DIRECTIONS FOR THIS TASK: Where a line of the data below has the string "mono", copy that line.

MATERIAL SUPPLIED:
---*---
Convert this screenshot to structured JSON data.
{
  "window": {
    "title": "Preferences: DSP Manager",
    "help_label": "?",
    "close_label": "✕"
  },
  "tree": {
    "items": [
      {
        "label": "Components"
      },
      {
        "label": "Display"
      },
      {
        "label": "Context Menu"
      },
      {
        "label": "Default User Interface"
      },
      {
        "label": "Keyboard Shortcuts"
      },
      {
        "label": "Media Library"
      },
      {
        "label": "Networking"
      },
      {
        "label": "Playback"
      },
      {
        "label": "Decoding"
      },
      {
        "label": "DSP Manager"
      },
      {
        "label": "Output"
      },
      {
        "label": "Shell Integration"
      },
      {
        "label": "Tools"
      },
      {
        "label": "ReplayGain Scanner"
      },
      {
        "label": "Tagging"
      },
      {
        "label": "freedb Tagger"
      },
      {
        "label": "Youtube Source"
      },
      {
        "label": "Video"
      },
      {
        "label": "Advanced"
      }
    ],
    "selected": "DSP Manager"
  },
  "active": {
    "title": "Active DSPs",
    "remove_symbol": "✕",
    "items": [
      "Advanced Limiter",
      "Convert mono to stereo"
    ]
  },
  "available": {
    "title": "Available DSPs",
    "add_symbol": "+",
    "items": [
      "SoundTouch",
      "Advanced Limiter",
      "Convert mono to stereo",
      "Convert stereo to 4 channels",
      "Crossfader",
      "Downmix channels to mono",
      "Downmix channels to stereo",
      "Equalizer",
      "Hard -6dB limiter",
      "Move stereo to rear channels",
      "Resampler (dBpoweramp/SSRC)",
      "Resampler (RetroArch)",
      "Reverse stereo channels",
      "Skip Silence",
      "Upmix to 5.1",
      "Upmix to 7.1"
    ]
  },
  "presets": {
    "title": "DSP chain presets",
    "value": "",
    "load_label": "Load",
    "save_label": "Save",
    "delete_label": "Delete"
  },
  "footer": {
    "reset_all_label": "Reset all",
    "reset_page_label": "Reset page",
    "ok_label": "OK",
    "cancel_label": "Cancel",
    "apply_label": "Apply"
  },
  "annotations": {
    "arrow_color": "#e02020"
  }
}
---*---
OUTPUT:
      "Convert mono to stereo"
      "Convert mono to stereo",
      "Downmix channels to mono",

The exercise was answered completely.